DIRECTIONS FOR THIS TASK: Restate each entry exactly, without pictures.

------ EXERCISE INPUTS ------

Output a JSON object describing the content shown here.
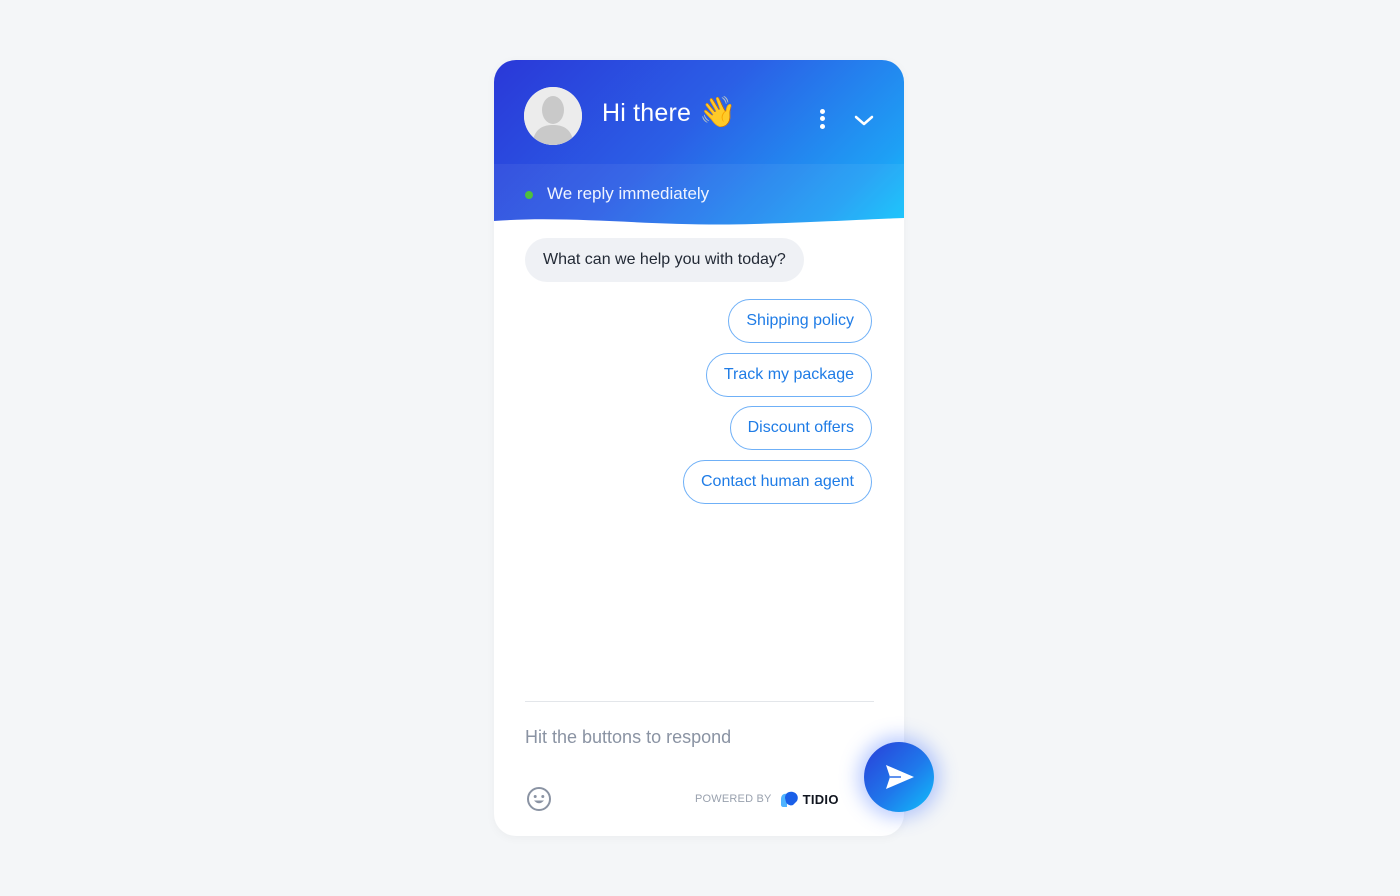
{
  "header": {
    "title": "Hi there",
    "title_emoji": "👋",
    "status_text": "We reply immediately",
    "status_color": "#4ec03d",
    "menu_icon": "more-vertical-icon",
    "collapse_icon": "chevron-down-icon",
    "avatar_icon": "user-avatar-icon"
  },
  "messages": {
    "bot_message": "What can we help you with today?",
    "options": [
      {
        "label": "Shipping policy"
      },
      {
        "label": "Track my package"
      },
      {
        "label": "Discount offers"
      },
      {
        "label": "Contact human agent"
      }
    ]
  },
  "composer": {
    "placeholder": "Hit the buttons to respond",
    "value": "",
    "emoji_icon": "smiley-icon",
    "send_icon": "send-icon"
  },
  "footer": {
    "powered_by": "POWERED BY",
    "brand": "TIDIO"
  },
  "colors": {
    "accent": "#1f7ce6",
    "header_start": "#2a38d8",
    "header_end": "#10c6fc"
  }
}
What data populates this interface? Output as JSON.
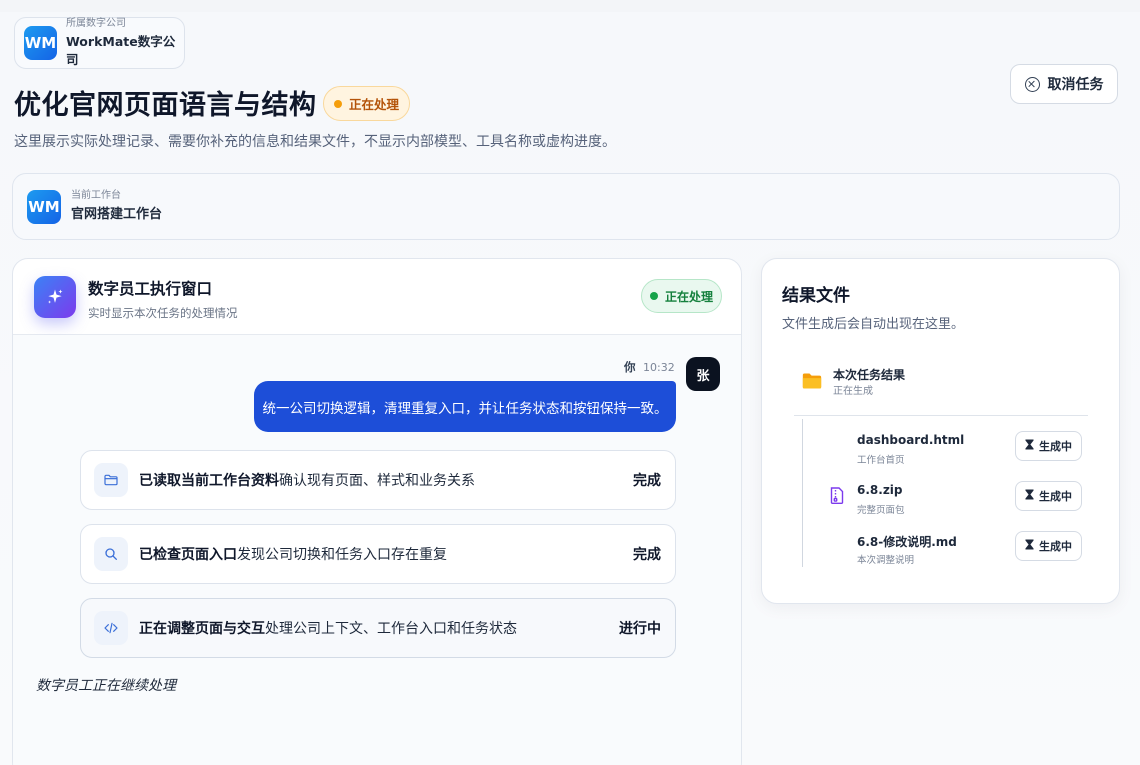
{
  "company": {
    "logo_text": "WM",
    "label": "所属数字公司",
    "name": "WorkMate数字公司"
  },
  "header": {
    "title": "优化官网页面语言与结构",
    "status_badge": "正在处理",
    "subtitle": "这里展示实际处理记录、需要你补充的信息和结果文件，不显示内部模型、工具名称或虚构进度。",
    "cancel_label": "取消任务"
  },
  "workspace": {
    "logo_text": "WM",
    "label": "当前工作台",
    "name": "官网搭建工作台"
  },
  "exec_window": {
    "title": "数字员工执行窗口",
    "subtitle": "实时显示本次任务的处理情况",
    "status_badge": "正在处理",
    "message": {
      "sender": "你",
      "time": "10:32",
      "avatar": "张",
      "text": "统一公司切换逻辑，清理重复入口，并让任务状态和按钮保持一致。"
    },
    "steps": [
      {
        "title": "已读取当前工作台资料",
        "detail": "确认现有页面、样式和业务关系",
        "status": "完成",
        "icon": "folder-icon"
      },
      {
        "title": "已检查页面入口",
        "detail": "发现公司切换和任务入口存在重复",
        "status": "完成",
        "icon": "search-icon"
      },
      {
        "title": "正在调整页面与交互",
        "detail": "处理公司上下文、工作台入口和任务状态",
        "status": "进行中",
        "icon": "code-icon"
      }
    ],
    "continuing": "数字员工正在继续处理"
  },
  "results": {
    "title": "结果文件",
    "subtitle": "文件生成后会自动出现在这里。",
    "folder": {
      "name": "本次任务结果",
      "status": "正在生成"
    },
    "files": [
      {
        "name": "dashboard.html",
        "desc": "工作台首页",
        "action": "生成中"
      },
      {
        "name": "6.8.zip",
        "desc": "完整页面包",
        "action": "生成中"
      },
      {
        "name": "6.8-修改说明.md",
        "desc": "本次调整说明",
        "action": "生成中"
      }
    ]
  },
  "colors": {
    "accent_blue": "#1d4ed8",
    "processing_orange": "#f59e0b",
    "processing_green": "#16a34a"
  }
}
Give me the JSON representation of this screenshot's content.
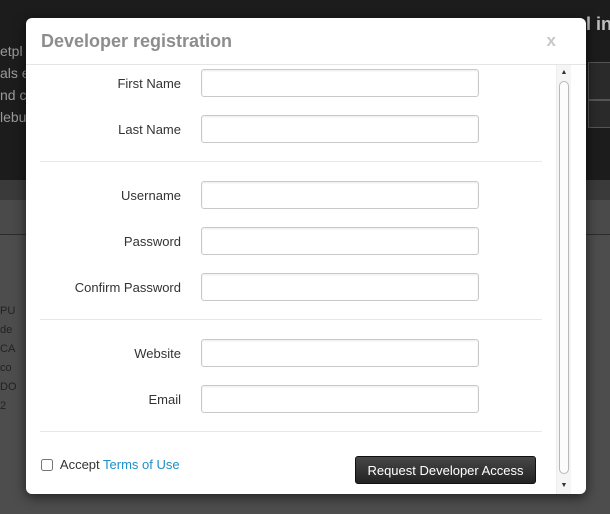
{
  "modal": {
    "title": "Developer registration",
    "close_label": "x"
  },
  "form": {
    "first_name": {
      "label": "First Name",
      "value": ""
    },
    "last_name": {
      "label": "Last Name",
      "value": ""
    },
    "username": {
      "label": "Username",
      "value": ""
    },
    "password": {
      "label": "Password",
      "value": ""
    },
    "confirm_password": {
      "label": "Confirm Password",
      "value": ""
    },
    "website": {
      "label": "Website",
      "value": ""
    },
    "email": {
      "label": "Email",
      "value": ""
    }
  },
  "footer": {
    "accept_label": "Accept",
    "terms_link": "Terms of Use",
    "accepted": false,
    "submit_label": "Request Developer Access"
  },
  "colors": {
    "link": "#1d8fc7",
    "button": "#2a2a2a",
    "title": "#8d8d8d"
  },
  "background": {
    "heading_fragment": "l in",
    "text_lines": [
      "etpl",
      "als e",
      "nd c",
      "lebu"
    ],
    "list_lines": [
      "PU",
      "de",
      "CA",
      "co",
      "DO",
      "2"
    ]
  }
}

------

TASK RESPONSE:
Output a JSON object describing the content shown here.
{
  "header": {
    "title": "Hi there",
    "title_emoji": "👋",
    "status_text": "We reply immediately",
    "status_color": "#4ec03d",
    "menu_icon": "more-vertical-icon",
    "collapse_icon": "chevron-down-icon",
    "avatar_icon": "user-avatar-icon"
  },
  "messages": {
    "bot_message": "What can we help you with today?",
    "options": [
      {
        "label": "Shipping policy"
      },
      {
        "label": "Track my package"
      },
      {
        "label": "Discount offers"
      },
      {
        "label": "Contact human agent"
      }
    ]
  },
  "composer": {
    "placeholder": "Hit the buttons to respond",
    "value": "",
    "emoji_icon": "smiley-icon",
    "send_icon": "send-icon"
  },
  "footer": {
    "powered_by": "POWERED BY",
    "brand": "TIDIO"
  },
  "colors": {
    "accent": "#1f7ce6",
    "header_start": "#2a38d8",
    "header_end": "#10c6fc"
  }
}
What data populates this interface? Output as JSON.
{
  "company": {
    "logo_text": "WM",
    "label": "所属数字公司",
    "name": "WorkMate数字公司"
  },
  "header": {
    "title": "优化官网页面语言与结构",
    "status_badge": "正在处理",
    "subtitle": "这里展示实际处理记录、需要你补充的信息和结果文件，不显示内部模型、工具名称或虚构进度。",
    "cancel_label": "取消任务"
  },
  "workspace": {
    "logo_text": "WM",
    "label": "当前工作台",
    "name": "官网搭建工作台"
  },
  "exec_window": {
    "title": "数字员工执行窗口",
    "subtitle": "实时显示本次任务的处理情况",
    "status_badge": "正在处理",
    "message": {
      "sender": "你",
      "time": "10:32",
      "avatar": "张",
      "text": "统一公司切换逻辑，清理重复入口，并让任务状态和按钮保持一致。"
    },
    "steps": [
      {
        "title": "已读取当前工作台资料",
        "detail": "确认现有页面、样式和业务关系",
        "status": "完成",
        "icon": "folder-icon"
      },
      {
        "title": "已检查页面入口",
        "detail": "发现公司切换和任务入口存在重复",
        "status": "完成",
        "icon": "search-icon"
      },
      {
        "title": "正在调整页面与交互",
        "detail": "处理公司上下文、工作台入口和任务状态",
        "status": "进行中",
        "icon": "code-icon"
      }
    ],
    "continuing": "数字员工正在继续处理"
  },
  "results": {
    "title": "结果文件",
    "subtitle": "文件生成后会自动出现在这里。",
    "folder": {
      "name": "本次任务结果",
      "status": "正在生成"
    },
    "files": [
      {
        "name": "dashboard.html",
        "desc": "工作台首页",
        "action": "生成中"
      },
      {
        "name": "6.8.zip",
        "desc": "完整页面包",
        "action": "生成中"
      },
      {
        "name": "6.8-修改说明.md",
        "desc": "本次调整说明",
        "action": "生成中"
      }
    ]
  },
  "colors": {
    "accent_blue": "#1d4ed8",
    "processing_orange": "#f59e0b",
    "processing_green": "#16a34a"
  }
}
Give me the JSON representation of this screenshot's content.
{
  "modal": {
    "title": "Developer registration",
    "close_label": "x"
  },
  "form": {
    "first_name": {
      "label": "First Name",
      "value": ""
    },
    "last_name": {
      "label": "Last Name",
      "value": ""
    },
    "username": {
      "label": "Username",
      "value": ""
    },
    "password": {
      "label": "Password",
      "value": ""
    },
    "confirm_password": {
      "label": "Confirm Password",
      "value": ""
    },
    "website": {
      "label": "Website",
      "value": ""
    },
    "email": {
      "label": "Email",
      "value": ""
    }
  },
  "footer": {
    "accept_label": "Accept",
    "terms_link": "Terms of Use",
    "accepted": false,
    "submit_label": "Request Developer Access"
  },
  "colors": {
    "link": "#1d8fc7",
    "button": "#2a2a2a",
    "title": "#8d8d8d"
  },
  "background": {
    "heading_fragment": "l in",
    "text_lines": [
      "etpl",
      "als e",
      "nd c",
      "lebu"
    ],
    "list_lines": [
      "PU",
      "de",
      "CA",
      "co",
      "DO",
      "2"
    ]
  }
}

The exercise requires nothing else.